I love this shot I got of a bride at the best photography workshop I’ve ever attended. However, the focus was a bit soft.
The focus isn’t terrible – in fact, for a 5×7 or 8×10, it might be just fine. But look what happens when you zoom in to those eyes and her hair:
That’s just softer than I like. After some experimenting in Photoshop Elements, I decided this photo would look nice with a romantic glow added to it, so rather than trying to repair the blur with heavy sharpening (which wouldn’t make it perfect anyway), I decided just to go with it.
Here’s what I did:
- Ran MCP Magic Skin. I changed the layer mask that Magic Skin created for me so that it lightly softened the dress as well as the skin.
- Ran Magic Clarity from MCP Bag of Tricks. Those two actions got me here:
- Added my favorite vignette. Stamp the visible layers by typing control+alt+shift+e (command+option+shift e on Mac). Use the marquee tool set to a high feather to select the area that you don’t want to be darkened by the vignette. Delete this area and change the blend mode of the layer to Multiply.
- Used Stamp Visible again.
- Went to Filter/Blur/Gaussian Blur and set the radius to about 15 pixels – more or less depending on your image.
- Changed the blend mode of this layer to Soft Light. Isn’t it awesome how that gets rid of the major blur?
- So, at this point I’m thinking, yeah, I like this, so I need to clean up the undereye circles.
- Flattened the image, duplicate the background layer, set the clone tool to 70% with the tool blend mode at Lighten, and wipe away those dark circles.
- Finished with the free MCP High Definition Sharpening. That’s it!
Here is the final:
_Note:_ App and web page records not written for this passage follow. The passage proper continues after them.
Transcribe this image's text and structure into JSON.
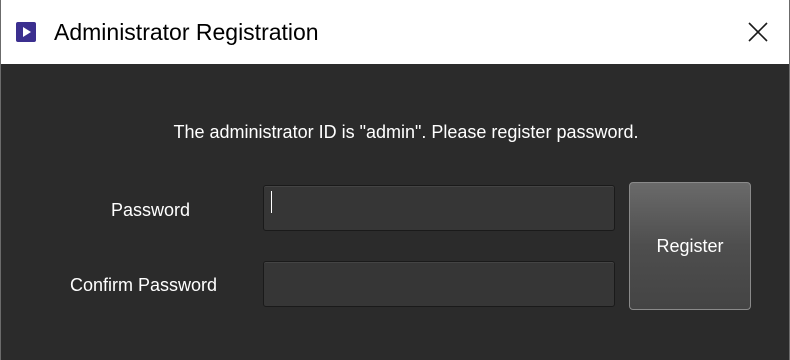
{
  "window": {
    "title": "Administrator Registration",
    "app_icon": "play-icon",
    "close_icon": "close-icon"
  },
  "dialog": {
    "message": "The administrator ID is \"admin\". Please register password.",
    "password_label": "Password",
    "password_value": "",
    "confirm_label": "Confirm Password",
    "confirm_value": "",
    "register_label": "Register"
  },
  "colors": {
    "content_bg": "#2b2b2b",
    "icon_bg": "#3b2f8f",
    "text": "#ffffff"
  }
}
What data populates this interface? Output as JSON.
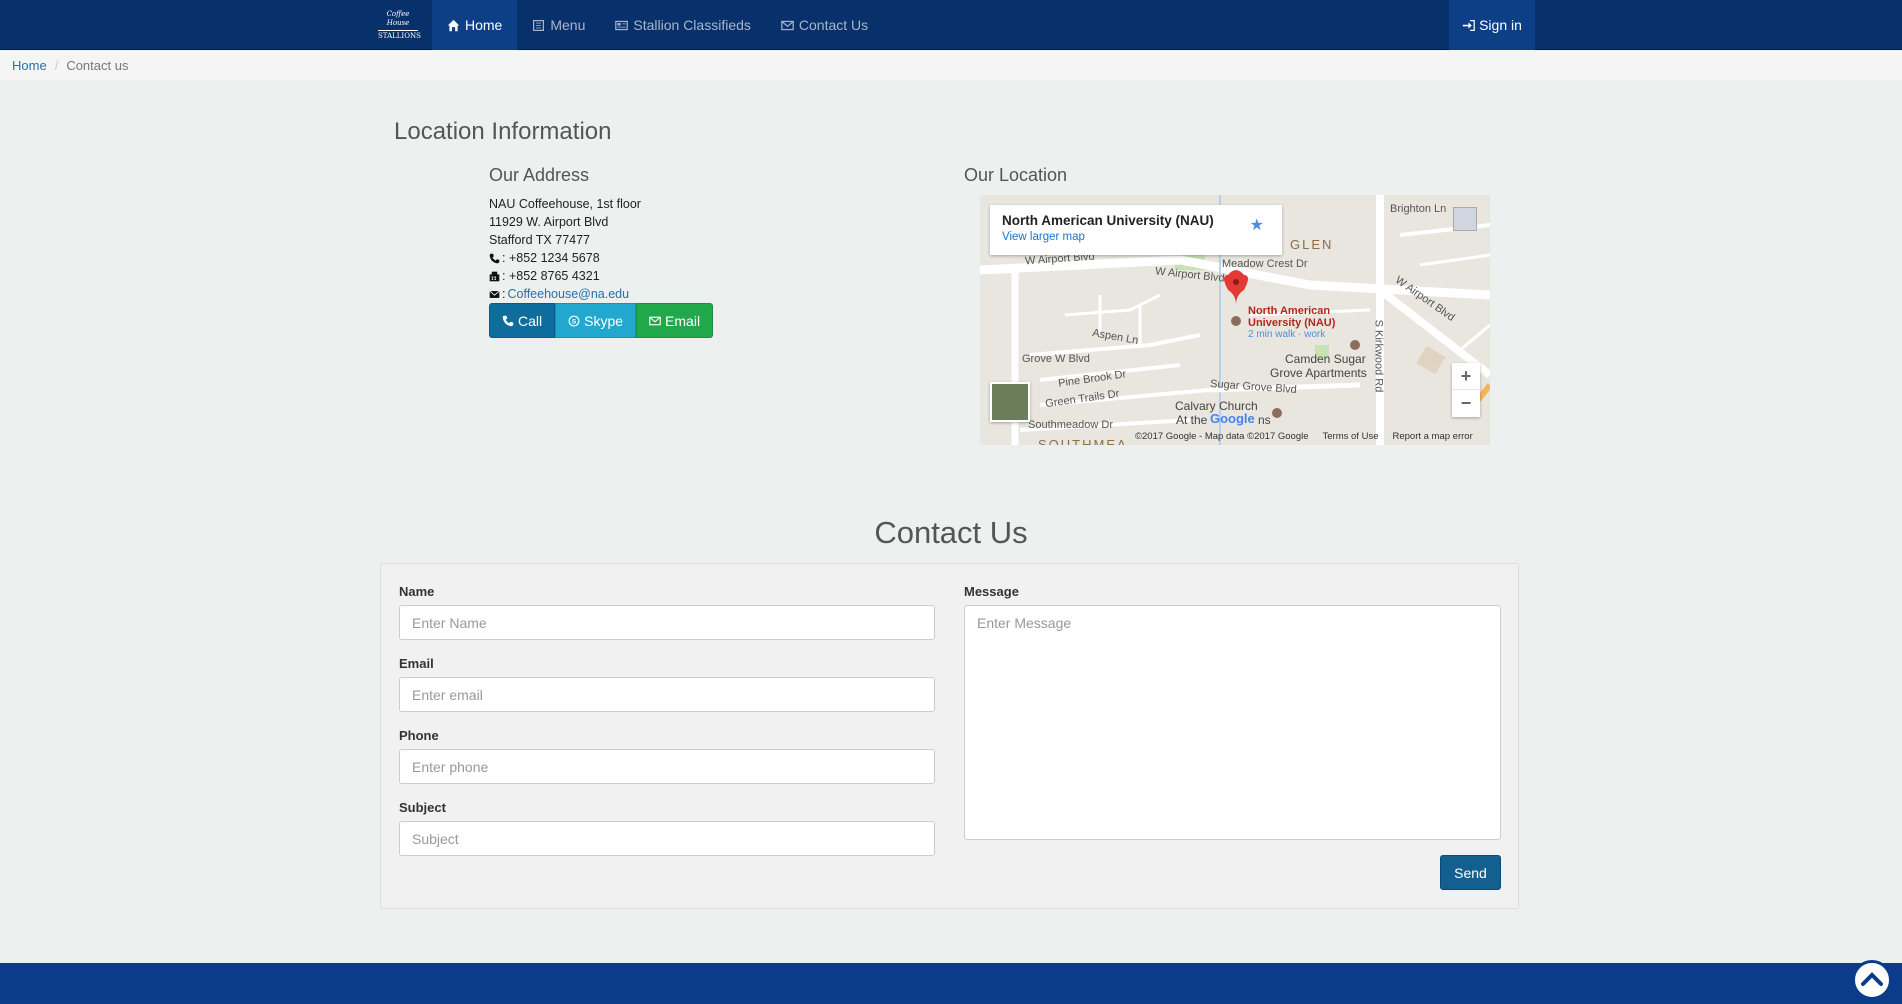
{
  "brand": {
    "line1": "Coffee House",
    "line2": "STALLIONS"
  },
  "nav": {
    "home": "Home",
    "menu": "Menu",
    "classifieds": "Stallion Classifieds",
    "contact": "Contact Us",
    "signin": "Sign in"
  },
  "breadcrumb": {
    "home": "Home",
    "current": "Contact us"
  },
  "location": {
    "title": "Location Information",
    "address_heading": "Our Address",
    "address_lines": [
      "NAU Coffeehouse, 1st floor",
      "11929 W. Airport Blvd",
      "Stafford TX 77477"
    ],
    "phone": ": +852 1234 5678",
    "fax": ": +852 8765 4321",
    "email_prefix": ":",
    "email": "Coffeehouse@na.edu",
    "buttons": {
      "call": "Call",
      "skype": "Skype",
      "email": "Email"
    },
    "map_heading": "Our Location"
  },
  "map": {
    "place_name": "North American University (NAU)",
    "view_larger": "View larger map",
    "poi_line1": "North American",
    "poi_line2": "University (NAU)",
    "poi_walk": "2 min walk · work",
    "labels": {
      "brighton": "Brighton Ln",
      "glen": "GLEN",
      "meadow": "Meadow Crest Dr",
      "airport1": "W Airport Blvd",
      "airport2": "W Airport Blvd",
      "airport3": "W Airport Blvd",
      "kirkwood": "S Kirkwood Rd",
      "aspen": "Aspen Ln",
      "grove": "Grove W Blvd",
      "pinebrook": "Pine Brook Dr",
      "greentrails": "Green Trails Dr",
      "southmeadow": "Southmeadow Dr",
      "southmea": "SOUTHMEA",
      "camden1": "Camden Sugar",
      "camden2": "Grove Apartments",
      "sugargrove": "Sugar Grove Blvd",
      "calvary1": "Calvary Church",
      "calvary2": "At the",
      "calvary3": "ns"
    },
    "google": "Google",
    "zoom_in": "+",
    "zoom_out": "−",
    "footer": {
      "copyright": "©2017 Google - Map data ©2017 Google",
      "terms": "Terms of Use",
      "report": "Report a map error"
    }
  },
  "contact": {
    "title": "Contact Us",
    "name_label": "Name",
    "name_placeholder": "Enter Name",
    "email_label": "Email",
    "email_placeholder": "Enter email",
    "phone_label": "Phone",
    "phone_placeholder": "Enter phone",
    "subject_label": "Subject",
    "subject_placeholder": "Subject",
    "message_label": "Message",
    "message_placeholder": "Enter Message",
    "send": "Send"
  },
  "colors": {
    "navbar": "#08306a",
    "footer": "#0a3c8a",
    "accent": "#135f8f"
  }
}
This is a great example of how I don’t stress about workflow order too much. I wasn’t sure exactly where to take this photo when I started. I would normally recommend removing under eye circles first, for instance, but I wasn’t sure it it was worth the time for this image until I added the blur.
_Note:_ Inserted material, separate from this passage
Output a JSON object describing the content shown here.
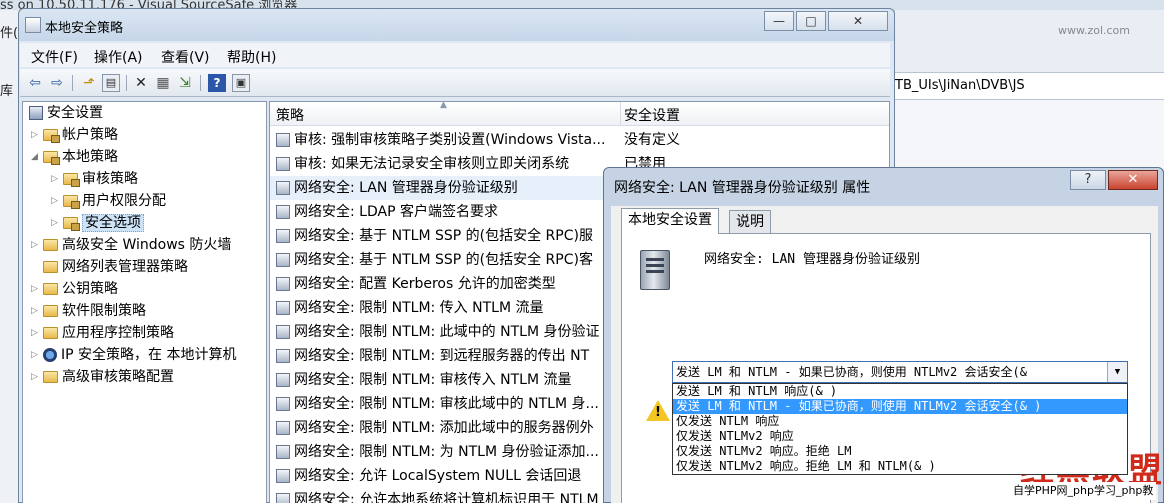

Also, I would normally add a vignette towards then end, just before sharpening. I guess I did it earlier this time because I was thinking perhaps I was finished with my edit but decided otherwise? I honestly can’t say for sure.
The point is that the photo looks fine, right? Don’t stress over workflow order!
Also, I hope that you’re wondering why I used Stamp Visible sometimes and Flattened others! Because that’s a great question and I want to tell you about it. I used stamp visible until I was sure that the edit was on the right path. I didn’t flatten because I thought I might need to go back and adjust the Magic Skin or Magic Clarity layers at some point. It’s easier to undo a stamp visible than it is to undo all your edits and start over.
That’s my tutorial for the week. I love this Gaussian Blur at Soft Light method in Photoshop Elements. If you try it, I’d love for you to post it on my Facebook page. See ya there!